On the Inauguration of a Demagogue
That quote is from Alexander Hamilton's paper, The Farmer Refuted, published on February 23, 1775, in response to Samuel Seabury's pro-Royalist writings.
Today, a man who incites violence ("I'd like to punch him in the face, I tell ya."), encourages hatred of others ("They're bringing drugs, they're bringing crime, they're rapists..."), and demands discrimination based on religion ("I'm calling for a total and complete shutdown on Muslims entering the United States until our country's representatives can figure out what the hell is going on.") was sworn in as the 45th President of the United States.
His stance on Muslims entering America is unconstitutional, but people still voted for him.
His insistence that climate change is a hoax is a blatant denial of fact, but people still voted for him.
His constant insistence that he didn't say things that he actually DID say, in print and on camera and on tape, that we can prove that he did indeed say, is evidence of his own "disdain of being fettered by the truth". And yet, people still voted for him.
If only more of us had read and understood Hamilton's writings before now.
I know a lot of you who are reading this feel the temptation to turn away and hide - to pull the covers over your head, to run to your mothers and your spouses and your friends, to lose yourselves in comfort food and light reading.
This is not the time for that.
This is the time for action. This is the time for speaking truth to power. This is the time for insistence that we are equal under the law, and that we will be treated as such. THIS is the time. Not tomorrow. Not next week. Now.
It is time to fight.
Not with our fists, but with our words and with our laws and with our actions. With peaceful protests. With marches and petitions. With phone calls to our representatives, not only today, but on every day. With art that will change minds and open hearts. With books that will educate and illuminate. With plays and films and television shows that show us the best of ourselves, so that our children will grow up knowing what is possible.
The battle is here, now.
Not on twitter. Not on facebook, or tumblr, or snapchat.
The battle is in the streets, and on your doorstep. It is in the bookstore, on those display tables at the front. It is in the shop windows that tell us what to want, what to buy, what to pay attention to. How to dress. How to be. It is on the bus and the train; in libraries, and at the mall; at the park, and at the movies. The battle is wherever people gather, and wherever people spend their money and their time.

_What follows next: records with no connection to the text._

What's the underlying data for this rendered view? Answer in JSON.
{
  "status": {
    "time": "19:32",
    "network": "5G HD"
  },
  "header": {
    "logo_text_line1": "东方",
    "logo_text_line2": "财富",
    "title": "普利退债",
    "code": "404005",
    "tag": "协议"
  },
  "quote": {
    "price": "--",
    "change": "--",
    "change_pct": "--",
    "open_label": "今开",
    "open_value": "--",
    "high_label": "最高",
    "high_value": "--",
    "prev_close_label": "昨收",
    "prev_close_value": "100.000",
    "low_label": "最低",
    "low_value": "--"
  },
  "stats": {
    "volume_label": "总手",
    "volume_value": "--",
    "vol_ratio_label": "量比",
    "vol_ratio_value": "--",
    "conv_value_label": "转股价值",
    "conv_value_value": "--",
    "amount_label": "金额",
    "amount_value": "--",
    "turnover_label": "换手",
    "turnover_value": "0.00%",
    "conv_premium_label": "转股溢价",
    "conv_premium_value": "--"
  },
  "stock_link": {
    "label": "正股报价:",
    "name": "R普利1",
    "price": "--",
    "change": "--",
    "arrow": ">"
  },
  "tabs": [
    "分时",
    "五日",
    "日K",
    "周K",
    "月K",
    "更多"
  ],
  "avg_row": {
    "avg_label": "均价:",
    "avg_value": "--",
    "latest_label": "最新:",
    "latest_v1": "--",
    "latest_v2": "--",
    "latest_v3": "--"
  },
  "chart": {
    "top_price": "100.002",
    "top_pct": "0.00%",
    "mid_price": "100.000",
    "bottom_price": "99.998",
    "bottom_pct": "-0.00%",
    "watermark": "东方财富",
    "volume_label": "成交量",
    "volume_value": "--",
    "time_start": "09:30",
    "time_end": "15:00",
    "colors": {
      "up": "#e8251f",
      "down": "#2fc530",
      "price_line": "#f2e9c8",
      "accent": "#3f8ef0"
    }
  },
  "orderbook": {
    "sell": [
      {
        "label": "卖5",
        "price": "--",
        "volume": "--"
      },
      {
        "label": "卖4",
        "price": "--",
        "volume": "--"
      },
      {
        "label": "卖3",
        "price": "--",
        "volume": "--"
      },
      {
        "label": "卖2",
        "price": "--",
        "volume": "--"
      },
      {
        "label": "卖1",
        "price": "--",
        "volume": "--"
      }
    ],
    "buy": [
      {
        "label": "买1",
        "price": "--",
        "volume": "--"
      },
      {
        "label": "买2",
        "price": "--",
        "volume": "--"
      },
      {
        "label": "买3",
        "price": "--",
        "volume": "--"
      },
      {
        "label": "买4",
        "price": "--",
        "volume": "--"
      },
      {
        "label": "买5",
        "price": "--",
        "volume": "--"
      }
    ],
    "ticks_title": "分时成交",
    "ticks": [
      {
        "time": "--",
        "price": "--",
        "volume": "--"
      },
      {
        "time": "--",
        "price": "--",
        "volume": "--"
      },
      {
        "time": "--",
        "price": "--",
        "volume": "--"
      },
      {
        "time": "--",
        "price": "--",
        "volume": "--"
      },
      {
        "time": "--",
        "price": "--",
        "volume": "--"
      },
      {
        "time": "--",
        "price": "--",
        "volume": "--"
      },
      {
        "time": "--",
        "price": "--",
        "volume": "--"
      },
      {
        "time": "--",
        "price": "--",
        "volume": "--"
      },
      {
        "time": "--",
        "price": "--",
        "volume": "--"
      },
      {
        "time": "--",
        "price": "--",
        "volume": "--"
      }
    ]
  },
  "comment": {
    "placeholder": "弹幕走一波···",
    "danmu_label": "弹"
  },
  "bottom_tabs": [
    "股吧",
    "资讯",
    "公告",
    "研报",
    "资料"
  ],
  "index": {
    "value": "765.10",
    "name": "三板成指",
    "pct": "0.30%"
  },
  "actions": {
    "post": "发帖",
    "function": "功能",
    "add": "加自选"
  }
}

The culture war has been raging for decades: NPR, or Boom? News at 6, or Celebrity Apprentice? Whoopi Goldberg, or Kelly Ripa? If we are to turn it towards goodness, towards progress, towards intelligent and educated discourse, then we must participate, and we must do so loudly, and proudly, and we. Must. Do. It. NOW.
So, rise up.
All you artists, writers, poets, dancers... Black, brown, yellow, red, white... Straight, cis, LGBTQIA... All you beautiful weirdos.
Sing songs of protest. Hang posters, and paint murals, and write books, and put on plays. Get to know your neighbors, and talk to those who disagree with you, openly and respectfully and with kindness. Put the truth into the hands and ears and minds of those who are the farthest removed from it, and never stop.
You know someone who isn't familiar with the Constitution? Give them a copy and invite them to read it. Hell, read it together!
You know someone who is anti-immigration? Remind them that Albert Einstein and Levi Strauss were born in Germany, and that Dikembe Mutombo was born in the Democratic Republic of the Congo, and Joseph Pulitzer, the founder of the Pulitzer Prize, was born in Hungary. Remind them that the people who were here first, the Native Americans, had laws that we broke when we came here and established our colonies and our governments, and that we broke our own laws when we then expanded those colonies into Indian Nations in 1829 and 1830, and with passage of the unconstitutional Indian Removal Act of 1830.*
You know someone who thinks Roe v Wade should be overturned? Remind them of the difference between the freedom to practice one's own religion, and the imposition of their religion on everybody else.
It won't be easy. People are going to argue with you. And arguing is uncomfortable. But we have to do it. we have no choice. If we are ever to have a choice about any of this again, then we have no choice but to do this work, and do it now.
Take to the streets, and march arm in arm in solidarity with people whose lives differ from yours, but who share the same humanity. March with me.
Speak the truth with me.
Speak it loudly, and proudly, and without hesitation. Speak the truth that we are one, not only with one another but with all the creatures of the Earth, and only we can be held responsible for our future. Only we can chart our course. Only us.
It is up to US.
So, rise up.
Speak the truth, and never stop.
*See What is America, by Ronald Wright, pp. 124-126